* [Your instructions]
Search the data for the word "JSON" and copy each line that has it.

(Interface dataset entries)
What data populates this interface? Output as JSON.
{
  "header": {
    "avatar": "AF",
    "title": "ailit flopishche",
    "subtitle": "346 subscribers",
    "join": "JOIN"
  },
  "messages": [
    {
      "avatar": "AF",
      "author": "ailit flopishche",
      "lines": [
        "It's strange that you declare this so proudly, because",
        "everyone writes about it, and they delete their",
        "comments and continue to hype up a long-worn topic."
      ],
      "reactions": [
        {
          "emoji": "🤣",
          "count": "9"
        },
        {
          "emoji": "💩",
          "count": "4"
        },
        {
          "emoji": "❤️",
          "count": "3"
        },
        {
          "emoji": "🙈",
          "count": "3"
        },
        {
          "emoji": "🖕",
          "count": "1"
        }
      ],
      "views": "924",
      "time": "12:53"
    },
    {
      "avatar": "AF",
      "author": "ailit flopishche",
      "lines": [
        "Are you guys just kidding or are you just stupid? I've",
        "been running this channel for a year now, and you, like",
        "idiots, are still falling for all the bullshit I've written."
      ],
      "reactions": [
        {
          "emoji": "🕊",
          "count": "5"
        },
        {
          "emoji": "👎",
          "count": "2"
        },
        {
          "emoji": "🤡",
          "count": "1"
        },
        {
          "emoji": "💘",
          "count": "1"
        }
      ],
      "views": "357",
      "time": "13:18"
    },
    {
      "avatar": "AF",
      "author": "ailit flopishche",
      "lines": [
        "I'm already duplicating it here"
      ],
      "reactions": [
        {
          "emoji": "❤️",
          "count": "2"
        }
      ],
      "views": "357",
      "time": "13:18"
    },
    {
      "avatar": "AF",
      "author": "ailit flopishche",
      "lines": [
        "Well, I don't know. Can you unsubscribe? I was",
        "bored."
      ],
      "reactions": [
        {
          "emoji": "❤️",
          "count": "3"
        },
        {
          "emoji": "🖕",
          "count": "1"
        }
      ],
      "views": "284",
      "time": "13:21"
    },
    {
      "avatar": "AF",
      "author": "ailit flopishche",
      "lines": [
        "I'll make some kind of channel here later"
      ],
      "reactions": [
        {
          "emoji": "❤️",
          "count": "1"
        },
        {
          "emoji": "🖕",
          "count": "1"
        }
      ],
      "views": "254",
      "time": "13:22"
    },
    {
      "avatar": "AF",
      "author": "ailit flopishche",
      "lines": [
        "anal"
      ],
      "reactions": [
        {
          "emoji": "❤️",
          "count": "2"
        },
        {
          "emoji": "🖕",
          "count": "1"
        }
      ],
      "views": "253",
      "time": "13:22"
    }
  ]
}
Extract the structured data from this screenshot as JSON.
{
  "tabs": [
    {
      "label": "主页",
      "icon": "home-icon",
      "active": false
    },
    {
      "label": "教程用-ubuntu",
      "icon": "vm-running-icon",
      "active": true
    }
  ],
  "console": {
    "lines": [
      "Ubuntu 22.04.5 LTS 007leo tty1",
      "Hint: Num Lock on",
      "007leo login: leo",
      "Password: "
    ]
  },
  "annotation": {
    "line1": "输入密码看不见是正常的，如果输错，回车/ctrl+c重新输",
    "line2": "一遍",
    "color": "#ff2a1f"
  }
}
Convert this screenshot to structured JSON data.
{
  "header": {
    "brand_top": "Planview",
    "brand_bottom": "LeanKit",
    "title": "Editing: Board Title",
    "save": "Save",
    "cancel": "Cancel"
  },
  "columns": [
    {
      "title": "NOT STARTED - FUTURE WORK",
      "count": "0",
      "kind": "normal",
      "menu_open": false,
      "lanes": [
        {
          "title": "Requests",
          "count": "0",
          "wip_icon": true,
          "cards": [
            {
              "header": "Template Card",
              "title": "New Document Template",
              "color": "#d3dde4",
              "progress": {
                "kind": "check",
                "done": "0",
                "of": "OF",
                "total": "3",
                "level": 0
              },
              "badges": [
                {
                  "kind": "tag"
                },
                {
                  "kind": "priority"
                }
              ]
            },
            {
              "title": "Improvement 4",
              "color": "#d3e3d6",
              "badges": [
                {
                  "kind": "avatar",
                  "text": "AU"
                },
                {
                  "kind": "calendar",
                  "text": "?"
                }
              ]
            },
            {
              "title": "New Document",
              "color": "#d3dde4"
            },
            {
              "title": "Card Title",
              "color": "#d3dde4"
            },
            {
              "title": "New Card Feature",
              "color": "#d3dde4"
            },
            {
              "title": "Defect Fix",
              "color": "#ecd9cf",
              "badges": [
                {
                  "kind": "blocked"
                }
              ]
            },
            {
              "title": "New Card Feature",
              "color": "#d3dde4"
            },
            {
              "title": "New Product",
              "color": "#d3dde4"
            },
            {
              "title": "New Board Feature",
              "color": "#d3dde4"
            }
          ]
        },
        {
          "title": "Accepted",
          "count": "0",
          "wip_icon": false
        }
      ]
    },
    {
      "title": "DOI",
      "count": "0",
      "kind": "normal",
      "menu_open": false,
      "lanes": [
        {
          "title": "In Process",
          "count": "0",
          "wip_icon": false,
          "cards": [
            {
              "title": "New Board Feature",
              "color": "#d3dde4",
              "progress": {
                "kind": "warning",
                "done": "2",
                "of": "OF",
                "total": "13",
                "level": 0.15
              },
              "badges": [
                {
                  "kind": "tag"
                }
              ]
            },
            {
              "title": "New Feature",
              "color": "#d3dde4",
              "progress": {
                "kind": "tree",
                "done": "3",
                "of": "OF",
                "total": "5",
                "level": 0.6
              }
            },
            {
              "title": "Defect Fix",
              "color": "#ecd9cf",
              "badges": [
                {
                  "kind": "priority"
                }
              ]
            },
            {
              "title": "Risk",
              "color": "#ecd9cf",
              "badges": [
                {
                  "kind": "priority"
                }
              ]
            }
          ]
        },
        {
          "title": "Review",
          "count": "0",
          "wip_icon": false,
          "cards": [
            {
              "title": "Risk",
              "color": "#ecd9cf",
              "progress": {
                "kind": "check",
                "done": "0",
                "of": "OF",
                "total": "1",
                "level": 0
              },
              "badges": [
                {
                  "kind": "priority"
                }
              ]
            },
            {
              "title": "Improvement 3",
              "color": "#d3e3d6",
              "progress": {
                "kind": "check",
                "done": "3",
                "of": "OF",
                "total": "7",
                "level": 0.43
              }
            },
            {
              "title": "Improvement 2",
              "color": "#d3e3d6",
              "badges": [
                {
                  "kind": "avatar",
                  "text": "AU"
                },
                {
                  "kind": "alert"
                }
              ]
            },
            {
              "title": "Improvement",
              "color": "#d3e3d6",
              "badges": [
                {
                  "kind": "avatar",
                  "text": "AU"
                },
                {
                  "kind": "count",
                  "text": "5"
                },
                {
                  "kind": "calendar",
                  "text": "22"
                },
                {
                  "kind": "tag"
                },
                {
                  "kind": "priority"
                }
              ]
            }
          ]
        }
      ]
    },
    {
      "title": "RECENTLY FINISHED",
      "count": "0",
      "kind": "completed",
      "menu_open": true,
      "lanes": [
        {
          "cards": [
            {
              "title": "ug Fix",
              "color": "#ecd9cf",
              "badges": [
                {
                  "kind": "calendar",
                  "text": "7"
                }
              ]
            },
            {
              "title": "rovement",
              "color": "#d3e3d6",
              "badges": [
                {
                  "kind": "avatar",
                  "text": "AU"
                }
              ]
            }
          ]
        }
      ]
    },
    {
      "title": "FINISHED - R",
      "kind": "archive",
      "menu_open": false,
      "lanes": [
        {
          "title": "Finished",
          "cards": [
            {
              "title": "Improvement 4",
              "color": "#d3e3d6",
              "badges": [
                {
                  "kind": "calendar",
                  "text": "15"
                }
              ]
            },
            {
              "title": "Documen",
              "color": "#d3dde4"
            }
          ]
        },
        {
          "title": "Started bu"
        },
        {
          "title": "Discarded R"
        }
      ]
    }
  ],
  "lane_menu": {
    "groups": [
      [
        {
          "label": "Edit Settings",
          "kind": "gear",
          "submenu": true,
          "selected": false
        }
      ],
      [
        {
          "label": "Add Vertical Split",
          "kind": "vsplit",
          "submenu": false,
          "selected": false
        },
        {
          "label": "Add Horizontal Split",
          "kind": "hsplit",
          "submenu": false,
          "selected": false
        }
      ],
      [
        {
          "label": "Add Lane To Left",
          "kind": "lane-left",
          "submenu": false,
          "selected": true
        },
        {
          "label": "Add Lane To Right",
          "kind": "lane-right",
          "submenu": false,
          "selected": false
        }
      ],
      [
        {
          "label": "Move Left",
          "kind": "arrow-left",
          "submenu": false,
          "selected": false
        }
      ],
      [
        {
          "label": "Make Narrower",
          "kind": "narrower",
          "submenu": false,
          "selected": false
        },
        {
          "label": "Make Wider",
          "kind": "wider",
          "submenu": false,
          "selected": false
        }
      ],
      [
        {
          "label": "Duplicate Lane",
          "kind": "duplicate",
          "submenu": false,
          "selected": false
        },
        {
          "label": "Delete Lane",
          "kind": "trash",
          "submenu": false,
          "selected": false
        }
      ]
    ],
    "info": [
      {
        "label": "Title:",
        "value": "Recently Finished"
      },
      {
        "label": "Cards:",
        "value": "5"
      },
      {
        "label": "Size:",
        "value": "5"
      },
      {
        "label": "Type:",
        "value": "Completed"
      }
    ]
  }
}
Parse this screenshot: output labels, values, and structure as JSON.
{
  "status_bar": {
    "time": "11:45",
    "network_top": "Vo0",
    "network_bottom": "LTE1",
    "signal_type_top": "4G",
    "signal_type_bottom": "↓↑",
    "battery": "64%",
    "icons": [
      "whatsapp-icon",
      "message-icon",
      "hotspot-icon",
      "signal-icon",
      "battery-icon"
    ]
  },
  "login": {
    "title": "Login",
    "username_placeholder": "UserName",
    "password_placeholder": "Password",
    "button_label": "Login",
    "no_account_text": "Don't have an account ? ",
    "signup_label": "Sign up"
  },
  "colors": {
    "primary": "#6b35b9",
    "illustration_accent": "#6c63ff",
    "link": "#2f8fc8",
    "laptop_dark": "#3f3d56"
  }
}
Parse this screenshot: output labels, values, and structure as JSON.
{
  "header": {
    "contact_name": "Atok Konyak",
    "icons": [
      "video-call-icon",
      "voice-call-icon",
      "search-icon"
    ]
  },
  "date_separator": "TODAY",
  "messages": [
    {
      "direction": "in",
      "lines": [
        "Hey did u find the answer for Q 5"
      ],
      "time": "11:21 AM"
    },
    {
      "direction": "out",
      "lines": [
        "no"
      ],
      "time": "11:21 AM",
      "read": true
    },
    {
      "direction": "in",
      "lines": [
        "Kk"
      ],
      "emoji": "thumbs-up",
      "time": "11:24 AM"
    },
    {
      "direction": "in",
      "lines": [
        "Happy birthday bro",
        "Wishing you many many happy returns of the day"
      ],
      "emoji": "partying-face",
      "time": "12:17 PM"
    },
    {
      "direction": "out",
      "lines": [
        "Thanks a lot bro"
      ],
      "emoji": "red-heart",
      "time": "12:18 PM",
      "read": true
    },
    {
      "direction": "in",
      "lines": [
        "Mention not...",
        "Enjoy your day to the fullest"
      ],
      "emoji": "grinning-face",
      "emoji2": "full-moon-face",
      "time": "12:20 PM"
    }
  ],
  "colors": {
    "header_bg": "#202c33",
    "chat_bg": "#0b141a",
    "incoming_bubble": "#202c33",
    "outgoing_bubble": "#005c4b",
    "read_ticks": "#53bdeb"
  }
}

* [Solved exercise]
What data populates this interface? Output as JSON.
Extract the structured data from this screenshot as JSON.
Convert this screenshot to structured JSON data.
Parse this screenshot: output labels, values, and structure as JSON.
Parse this screenshot: output labels, values, and structure as JSON.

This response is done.